But it’s also important to understand that these are instruments designed by people who have worked both in audio and gaming.

David Möllerstedt, the Teenagers’ VP of engineering who has led a lot of the work on these instruments, has a dual life both as an audio programmer at Elektron (of machinedrum fame), and working on audio at gaming giant Electronic Arts. So too was his colleague Jonas Åberg, who also came to TE from EA DICE. (There they worked on software and audio for the likes of Mirrors Edge and Battlefield as well as the ground-breaking Frostbite gaming engine.)

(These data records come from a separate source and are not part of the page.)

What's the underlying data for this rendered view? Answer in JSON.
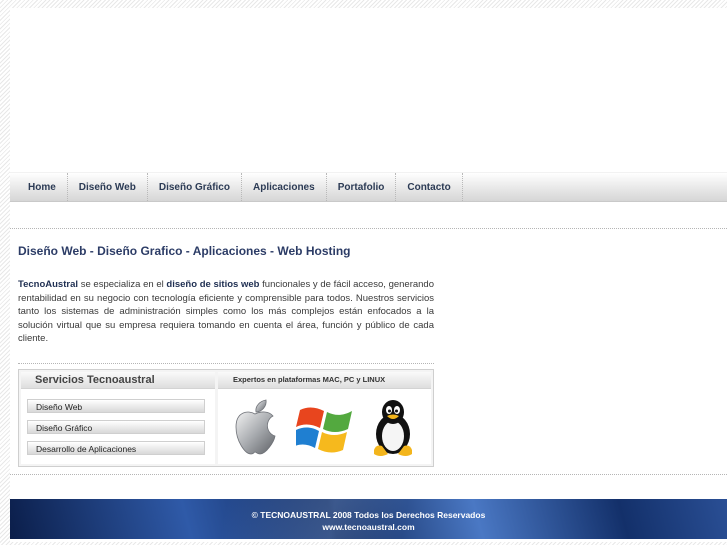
{
  "nav": {
    "items": [
      {
        "label": "Home"
      },
      {
        "label": "Diseño Web"
      },
      {
        "label": "Diseño Gráfico"
      },
      {
        "label": "Aplicaciones"
      },
      {
        "label": "Portafolio"
      },
      {
        "label": "Contacto"
      }
    ]
  },
  "main": {
    "title": "Diseño Web - Diseño Grafico - Aplicaciones - Web Hosting",
    "intro": {
      "brand": "TecnoAustral",
      "part1": " se especializa en el ",
      "highlight": "diseño de sitios web",
      "part2": " funcionales y de fácil acceso, generando rentabilidad en su negocio con tecnología eficiente y comprensible para todos. Nuestros servicios tanto los sistemas de administración simples como los más complejos están enfocados a la solución virtual que su empresa requiera tomando en cuenta el área, función y público de cada cliente."
    }
  },
  "services": {
    "title": "Servicios Tecnoaustral",
    "buttons": [
      {
        "label": "Diseño Web"
      },
      {
        "label": "Diseño Gráfico"
      },
      {
        "label": "Desarrollo de Aplicaciones"
      }
    ],
    "platforms_title": "Expertos en plataformas MAC, PC y LINUX",
    "logos": [
      "apple-logo-icon",
      "windows-logo-icon",
      "linux-penguin-icon"
    ]
  },
  "footer": {
    "copyright": "© TECNOAUSTRAL 2008 Todos los Derechos Reservados",
    "url": "www.tecnoaustral.com"
  },
  "colors": {
    "nav_text": "#2c3b55",
    "title": "#2c3c66",
    "footer_bg": "#1d3c7f"
  }
}
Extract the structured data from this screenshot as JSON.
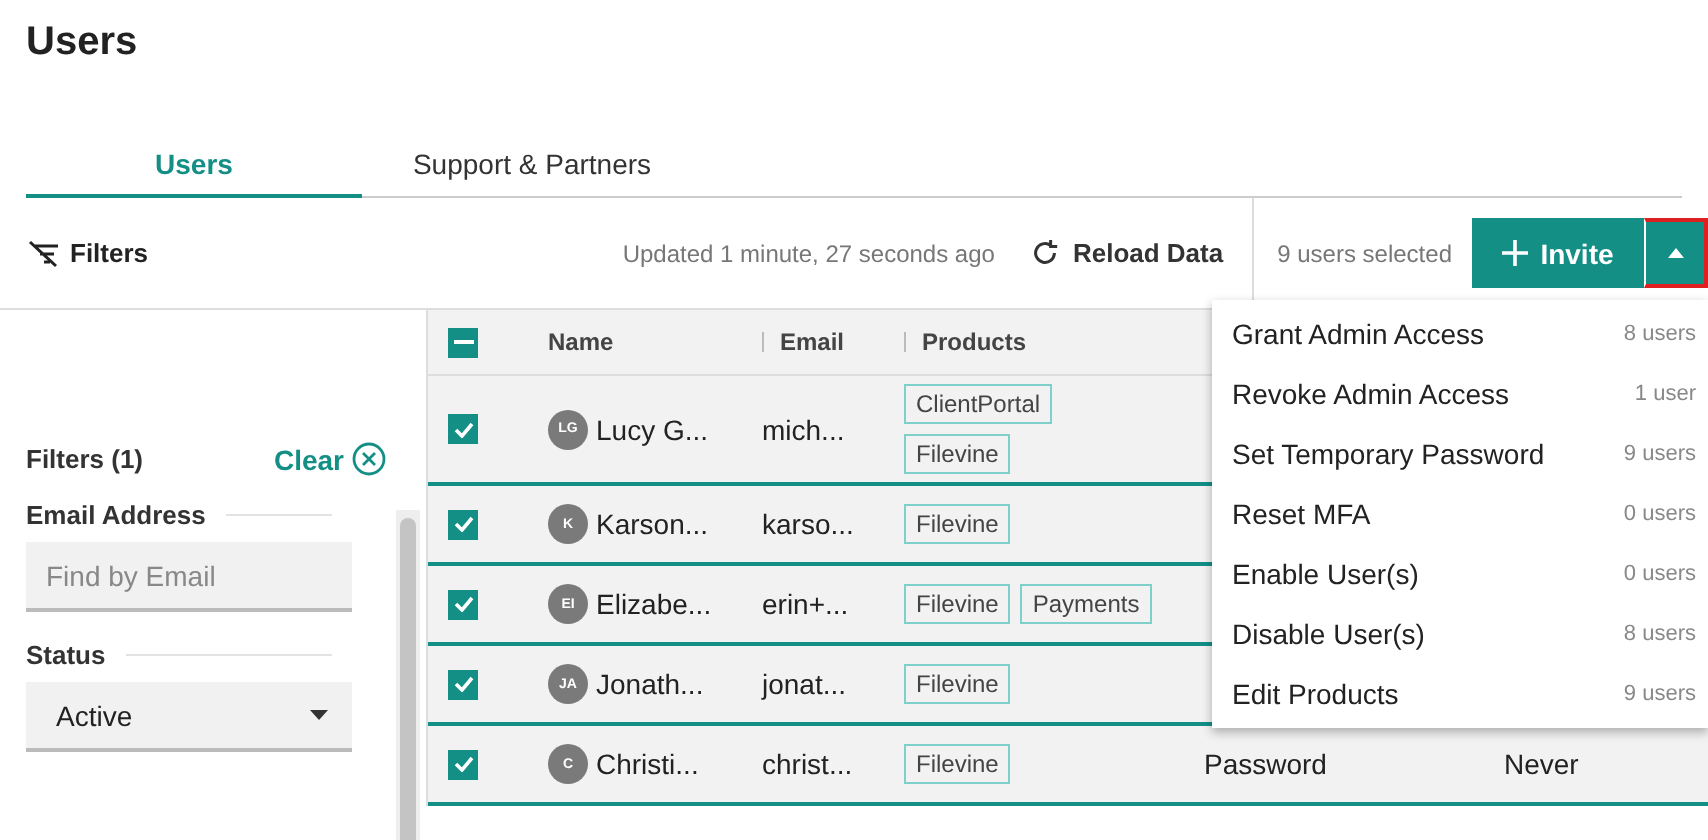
{
  "page_title": "Users",
  "tabs": [
    {
      "label": "Users",
      "selected": true
    },
    {
      "label": "Support & Partners",
      "selected": false
    }
  ],
  "toolbar": {
    "filters_label": "Filters",
    "updated": "Updated 1 minute, 27 seconds ago",
    "reload_label": "Reload Data",
    "selection_count": "9 users selected",
    "invite_label": "Invite",
    "menu_expanded": true
  },
  "sidebar": {
    "heading": "Filters (1)",
    "clear_label": "Clear",
    "sections": [
      {
        "kind": "text",
        "label": "Email Address",
        "placeholder": "Find by Email"
      },
      {
        "kind": "select",
        "label": "Status",
        "value": "Active"
      }
    ]
  },
  "table": {
    "select_all_indeterminate": true,
    "columns": [
      "Name",
      "Email",
      "Products"
    ],
    "rows": [
      {
        "checked": true,
        "initials": "LG",
        "name": "Lucy G...",
        "email": "mich...",
        "products": [
          "ClientPortal",
          "Filevine"
        ]
      },
      {
        "checked": true,
        "initials": "K",
        "name": "Karson...",
        "email": "karso...",
        "products": [
          "Filevine"
        ]
      },
      {
        "checked": true,
        "initials": "EI",
        "name": "Elizabe...",
        "email": "erin+...",
        "products": [
          "Filevine",
          "Payments"
        ]
      },
      {
        "checked": true,
        "initials": "JA",
        "name": "Jonath...",
        "email": "jonat...",
        "products": [
          "Filevine"
        ]
      },
      {
        "checked": true,
        "initials": "C",
        "name": "Christi...",
        "email": "christ...",
        "products": [
          "Filevine"
        ],
        "column_4": "Password",
        "column_5": "Never"
      }
    ]
  },
  "menu": [
    {
      "label": "Grant Admin Access",
      "count": "8 users"
    },
    {
      "label": "Revoke Admin Access",
      "count": "1 user"
    },
    {
      "label": "Set Temporary Password",
      "count": "9 users"
    },
    {
      "label": "Reset MFA",
      "count": "0 users"
    },
    {
      "label": "Enable User(s)",
      "count": "0 users"
    },
    {
      "label": "Disable User(s)",
      "count": "8 users"
    },
    {
      "label": "Edit Products",
      "count": "9 users"
    }
  ]
}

That says a lot – not only about dual passions, but about the engineering that makes both gaming and music machines tick.

These collaborations aren’t licensing deals hashed up by marketing – they grew organically out of connections between skilled doers on both sides.

The story goes like this – David wrote an email (shared with CDM) cold-calling Tomoya Kishi (via LinkedIn, no less) who runs Capcom’s audio department. What began as just a simple request to license some voice samples and sound effects for the OP-1 drum kits turned into an extensive media archaeology project and longer-running collaboration and partnership between the Stockholm- and Osaka-based companies.

Tomoya-san tells CDM he went deep into Capcom’s archives, digging out long-lost pieces of the soundtracks of Street Fighter and Mega Man. He showed us a big pile of DAT recordings, and even located alternative takes.

A simple request for some one-shots for drum kits turned into an adventure into a deep dive into the archives of Capcom classics like Street Fighter II, involving the whole audio department. Photo provided to CDM by Tomoya-san and Capcom.

Audio producer YuBo Hua from Capcom’s audio department also spoke to us about the process. I wrote about the end result late last year:

The leap to visuals, though, for me really makes this blend of gaming and music come alive.

With the oplab module for the OP-Z, you can add additional I/O including the ability to sync to analog gear or MIDI. Of course, you can also just free-clock the visuals and music.

The Capcom videopak is built in Unity engine, with an open source toolkit Teenage Engineering have made that lets you produce your own content.

In that 3D/2D hybrid world, all these Capcom assets take on a new life – a fever-dream in three dimensions of playing too much Street Fighter.

It’s also the opposite of the elitist digital art phenomena at the moment. This is just free stuff you load on an app, made in free tools, designed to just project on a wall of a club or play at a house party or entertaining yourself lounging in bed. It’s just the sort of AV/VJ culture we might need when we’re all able to gather again. (Japan I see just went on another lockdown – seeing images of a blacked-out scramble in Shibuya – so strength to you all, too.)

And it’s just beautiful to behold – perfect for anyone who will gaze into game art or watch an arcade machine’s demo loop with as much joy as playing.

But I hope it’s all a sign of more to come. During the pandemic, gaming and “bedroom” production have been two sources of solace in a dark time. They’ve grown explosively across cultures and age groups, reigniting childhood passtimes and bringing people to new discoveries. Sometimes, they’ve been the only place to meet.

So OP-Z or otherwise – remember, that Unity stuff you can download for free even without hardware – I do imagine that this medium could be a way to light up gatherings as we slowly come together again. Gaming embodies a different idea – one where everyone is free to have fun – and that’s a principle I think could be welcome in music, too.

Of course, if you disagree, you had better fight me. I hope you remember the combos.

And check out these great in-depth interviews earlier on in Tomoya-san’s time at Capcom, from our friends at Designing Sound: